What this task involves: Within the entries below, every line containing "hours" is to be copied.

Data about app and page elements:
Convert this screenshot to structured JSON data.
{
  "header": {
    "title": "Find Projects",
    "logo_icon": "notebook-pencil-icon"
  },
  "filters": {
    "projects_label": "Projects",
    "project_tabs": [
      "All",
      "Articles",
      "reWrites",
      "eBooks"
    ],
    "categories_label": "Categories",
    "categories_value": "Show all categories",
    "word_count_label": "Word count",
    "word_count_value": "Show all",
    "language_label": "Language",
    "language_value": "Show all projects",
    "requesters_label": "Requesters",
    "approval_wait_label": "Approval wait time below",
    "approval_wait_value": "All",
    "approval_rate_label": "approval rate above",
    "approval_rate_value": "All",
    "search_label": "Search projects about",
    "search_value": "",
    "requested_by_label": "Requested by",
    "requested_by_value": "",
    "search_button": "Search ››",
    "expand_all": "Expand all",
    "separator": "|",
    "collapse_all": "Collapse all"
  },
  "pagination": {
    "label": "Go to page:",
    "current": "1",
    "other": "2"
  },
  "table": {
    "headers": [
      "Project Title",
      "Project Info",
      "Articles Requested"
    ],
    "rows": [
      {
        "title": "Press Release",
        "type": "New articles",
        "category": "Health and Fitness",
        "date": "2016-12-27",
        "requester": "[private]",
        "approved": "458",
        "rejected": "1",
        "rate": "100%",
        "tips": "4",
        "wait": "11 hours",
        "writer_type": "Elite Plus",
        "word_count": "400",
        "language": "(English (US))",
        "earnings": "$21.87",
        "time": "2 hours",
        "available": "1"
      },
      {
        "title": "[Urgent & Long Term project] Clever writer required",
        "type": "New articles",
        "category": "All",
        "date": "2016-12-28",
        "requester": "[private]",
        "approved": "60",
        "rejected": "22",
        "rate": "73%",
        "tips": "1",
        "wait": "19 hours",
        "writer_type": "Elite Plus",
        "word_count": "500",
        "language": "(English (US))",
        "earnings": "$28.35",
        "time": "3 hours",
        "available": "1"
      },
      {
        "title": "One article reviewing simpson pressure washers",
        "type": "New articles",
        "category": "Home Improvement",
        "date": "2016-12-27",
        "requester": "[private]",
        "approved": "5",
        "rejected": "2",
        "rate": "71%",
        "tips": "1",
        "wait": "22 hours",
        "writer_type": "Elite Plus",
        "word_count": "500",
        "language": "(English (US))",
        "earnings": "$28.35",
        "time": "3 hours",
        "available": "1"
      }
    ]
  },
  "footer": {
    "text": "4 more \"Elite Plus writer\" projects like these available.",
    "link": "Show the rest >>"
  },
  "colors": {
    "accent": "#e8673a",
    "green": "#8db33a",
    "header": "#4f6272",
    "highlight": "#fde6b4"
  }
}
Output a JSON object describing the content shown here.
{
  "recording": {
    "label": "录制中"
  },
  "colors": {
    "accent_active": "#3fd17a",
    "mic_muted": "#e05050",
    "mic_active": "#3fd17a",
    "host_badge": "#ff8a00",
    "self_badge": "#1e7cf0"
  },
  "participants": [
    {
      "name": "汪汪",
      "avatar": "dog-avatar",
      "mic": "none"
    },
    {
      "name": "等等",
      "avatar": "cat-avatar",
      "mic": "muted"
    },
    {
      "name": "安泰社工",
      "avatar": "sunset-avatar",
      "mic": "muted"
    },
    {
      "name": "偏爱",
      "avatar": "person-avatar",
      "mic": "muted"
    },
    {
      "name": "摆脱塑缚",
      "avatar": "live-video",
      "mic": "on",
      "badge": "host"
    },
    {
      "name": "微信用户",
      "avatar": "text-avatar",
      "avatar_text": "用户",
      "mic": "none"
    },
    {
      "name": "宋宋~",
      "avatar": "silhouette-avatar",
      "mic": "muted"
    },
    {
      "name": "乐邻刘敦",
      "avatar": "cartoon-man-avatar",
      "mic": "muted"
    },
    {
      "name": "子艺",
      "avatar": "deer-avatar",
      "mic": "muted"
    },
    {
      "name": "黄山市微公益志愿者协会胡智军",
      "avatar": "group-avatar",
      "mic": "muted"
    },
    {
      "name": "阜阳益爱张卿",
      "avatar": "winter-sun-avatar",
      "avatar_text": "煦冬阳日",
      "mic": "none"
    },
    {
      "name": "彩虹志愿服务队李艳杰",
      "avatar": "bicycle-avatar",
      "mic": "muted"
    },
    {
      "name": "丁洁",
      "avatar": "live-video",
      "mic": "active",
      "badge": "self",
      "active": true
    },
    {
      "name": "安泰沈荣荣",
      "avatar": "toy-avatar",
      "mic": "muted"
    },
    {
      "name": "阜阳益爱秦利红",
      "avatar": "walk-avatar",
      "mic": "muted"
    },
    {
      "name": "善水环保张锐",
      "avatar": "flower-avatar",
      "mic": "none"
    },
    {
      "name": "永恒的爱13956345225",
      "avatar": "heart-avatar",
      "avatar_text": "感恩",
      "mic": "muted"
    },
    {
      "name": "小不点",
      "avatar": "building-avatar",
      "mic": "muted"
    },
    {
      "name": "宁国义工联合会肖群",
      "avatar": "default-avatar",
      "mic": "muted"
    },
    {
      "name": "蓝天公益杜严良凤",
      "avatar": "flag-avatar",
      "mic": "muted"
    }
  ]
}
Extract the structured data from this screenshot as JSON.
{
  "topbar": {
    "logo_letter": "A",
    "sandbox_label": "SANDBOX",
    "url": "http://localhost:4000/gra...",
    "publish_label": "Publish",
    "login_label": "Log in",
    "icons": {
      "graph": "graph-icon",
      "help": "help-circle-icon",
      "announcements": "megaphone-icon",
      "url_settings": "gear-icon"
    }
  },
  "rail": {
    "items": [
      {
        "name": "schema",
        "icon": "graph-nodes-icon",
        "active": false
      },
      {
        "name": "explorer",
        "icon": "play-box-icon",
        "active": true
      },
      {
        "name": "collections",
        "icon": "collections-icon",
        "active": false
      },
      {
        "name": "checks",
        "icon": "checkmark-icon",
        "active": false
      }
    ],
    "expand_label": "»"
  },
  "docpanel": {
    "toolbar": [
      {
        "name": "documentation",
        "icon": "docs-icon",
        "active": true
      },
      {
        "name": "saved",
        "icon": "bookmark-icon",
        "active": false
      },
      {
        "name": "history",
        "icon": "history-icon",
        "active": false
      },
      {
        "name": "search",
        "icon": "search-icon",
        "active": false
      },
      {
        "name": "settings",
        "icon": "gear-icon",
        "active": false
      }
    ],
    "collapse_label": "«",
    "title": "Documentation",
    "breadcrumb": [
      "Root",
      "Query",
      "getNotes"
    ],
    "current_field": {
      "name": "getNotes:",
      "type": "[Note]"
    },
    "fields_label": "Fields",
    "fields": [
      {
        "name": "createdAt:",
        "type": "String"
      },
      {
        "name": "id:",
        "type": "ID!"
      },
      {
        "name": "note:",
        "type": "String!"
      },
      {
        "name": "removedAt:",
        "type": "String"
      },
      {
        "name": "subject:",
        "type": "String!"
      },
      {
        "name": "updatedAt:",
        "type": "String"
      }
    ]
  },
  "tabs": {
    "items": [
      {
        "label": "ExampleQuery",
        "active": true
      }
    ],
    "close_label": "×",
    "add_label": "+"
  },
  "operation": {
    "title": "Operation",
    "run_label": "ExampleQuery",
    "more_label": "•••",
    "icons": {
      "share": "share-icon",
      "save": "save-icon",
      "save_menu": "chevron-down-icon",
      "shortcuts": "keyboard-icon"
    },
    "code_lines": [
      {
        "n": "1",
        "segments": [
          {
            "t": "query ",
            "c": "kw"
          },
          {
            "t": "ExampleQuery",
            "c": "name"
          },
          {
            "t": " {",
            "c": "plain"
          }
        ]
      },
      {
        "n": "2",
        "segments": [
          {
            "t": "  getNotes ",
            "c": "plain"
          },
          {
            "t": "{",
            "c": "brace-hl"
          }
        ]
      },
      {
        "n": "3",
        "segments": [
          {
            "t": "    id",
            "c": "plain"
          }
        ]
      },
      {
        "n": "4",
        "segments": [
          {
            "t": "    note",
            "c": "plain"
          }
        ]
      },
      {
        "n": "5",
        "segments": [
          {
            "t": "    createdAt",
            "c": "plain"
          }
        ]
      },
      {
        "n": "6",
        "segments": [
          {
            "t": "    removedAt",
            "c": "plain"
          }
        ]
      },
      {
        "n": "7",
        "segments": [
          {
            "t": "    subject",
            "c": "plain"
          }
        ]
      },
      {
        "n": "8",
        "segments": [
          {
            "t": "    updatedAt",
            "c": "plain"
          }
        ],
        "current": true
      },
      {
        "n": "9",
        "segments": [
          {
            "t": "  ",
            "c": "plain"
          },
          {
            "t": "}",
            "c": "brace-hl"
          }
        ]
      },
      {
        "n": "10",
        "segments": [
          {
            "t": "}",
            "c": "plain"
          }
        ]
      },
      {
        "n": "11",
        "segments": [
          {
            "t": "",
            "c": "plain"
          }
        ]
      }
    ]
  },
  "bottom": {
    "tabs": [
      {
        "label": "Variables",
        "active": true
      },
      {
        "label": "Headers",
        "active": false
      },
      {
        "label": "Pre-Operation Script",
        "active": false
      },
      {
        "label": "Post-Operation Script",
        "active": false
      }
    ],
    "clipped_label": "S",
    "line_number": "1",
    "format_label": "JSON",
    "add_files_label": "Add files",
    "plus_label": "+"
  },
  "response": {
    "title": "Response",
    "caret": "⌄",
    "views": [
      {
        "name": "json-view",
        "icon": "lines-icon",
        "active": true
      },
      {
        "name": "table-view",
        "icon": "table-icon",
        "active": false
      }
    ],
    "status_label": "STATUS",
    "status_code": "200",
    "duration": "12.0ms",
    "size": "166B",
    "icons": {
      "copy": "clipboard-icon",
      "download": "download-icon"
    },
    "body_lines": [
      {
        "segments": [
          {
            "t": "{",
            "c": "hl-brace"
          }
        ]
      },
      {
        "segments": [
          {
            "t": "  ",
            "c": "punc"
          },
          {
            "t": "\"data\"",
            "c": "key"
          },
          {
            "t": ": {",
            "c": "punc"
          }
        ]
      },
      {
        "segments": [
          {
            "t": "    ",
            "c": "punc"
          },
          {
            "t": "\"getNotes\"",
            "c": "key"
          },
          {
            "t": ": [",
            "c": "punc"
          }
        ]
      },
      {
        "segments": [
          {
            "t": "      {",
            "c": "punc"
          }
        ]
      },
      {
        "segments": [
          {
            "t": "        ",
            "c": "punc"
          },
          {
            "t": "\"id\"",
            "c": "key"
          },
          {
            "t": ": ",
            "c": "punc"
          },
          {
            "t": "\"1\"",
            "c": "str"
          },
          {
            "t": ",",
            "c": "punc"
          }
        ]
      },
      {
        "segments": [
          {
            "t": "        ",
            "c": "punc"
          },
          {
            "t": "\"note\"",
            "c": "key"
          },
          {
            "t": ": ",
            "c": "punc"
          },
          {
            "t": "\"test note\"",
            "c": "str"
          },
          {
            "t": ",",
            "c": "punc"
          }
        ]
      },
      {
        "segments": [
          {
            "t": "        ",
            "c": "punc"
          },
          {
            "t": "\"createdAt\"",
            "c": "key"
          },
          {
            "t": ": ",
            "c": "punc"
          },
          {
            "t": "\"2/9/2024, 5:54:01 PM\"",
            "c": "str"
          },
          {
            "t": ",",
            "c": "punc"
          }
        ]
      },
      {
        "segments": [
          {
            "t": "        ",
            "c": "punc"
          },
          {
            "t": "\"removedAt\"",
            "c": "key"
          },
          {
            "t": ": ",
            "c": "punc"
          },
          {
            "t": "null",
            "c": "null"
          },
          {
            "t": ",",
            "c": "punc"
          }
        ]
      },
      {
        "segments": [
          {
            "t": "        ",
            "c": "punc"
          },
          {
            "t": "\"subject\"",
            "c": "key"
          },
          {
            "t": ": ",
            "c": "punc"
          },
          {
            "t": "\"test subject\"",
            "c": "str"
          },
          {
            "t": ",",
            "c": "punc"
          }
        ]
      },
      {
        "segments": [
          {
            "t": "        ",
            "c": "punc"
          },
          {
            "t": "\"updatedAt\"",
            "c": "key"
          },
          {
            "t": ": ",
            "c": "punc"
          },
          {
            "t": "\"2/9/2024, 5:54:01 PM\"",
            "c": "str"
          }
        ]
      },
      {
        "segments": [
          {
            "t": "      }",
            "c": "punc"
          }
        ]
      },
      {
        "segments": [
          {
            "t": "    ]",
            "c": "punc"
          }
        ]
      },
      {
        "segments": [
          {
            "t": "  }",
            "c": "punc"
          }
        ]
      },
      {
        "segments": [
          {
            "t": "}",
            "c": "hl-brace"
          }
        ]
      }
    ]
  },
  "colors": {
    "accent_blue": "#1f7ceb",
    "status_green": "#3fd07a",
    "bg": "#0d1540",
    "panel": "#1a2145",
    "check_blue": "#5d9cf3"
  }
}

Result for this exercise:
        "wait": "11 hours",
        "time": "2 hours",
        "wait": "19 hours",
        "time": "3 hours",
        "wait": "22 hours",
        "time": "3 hours",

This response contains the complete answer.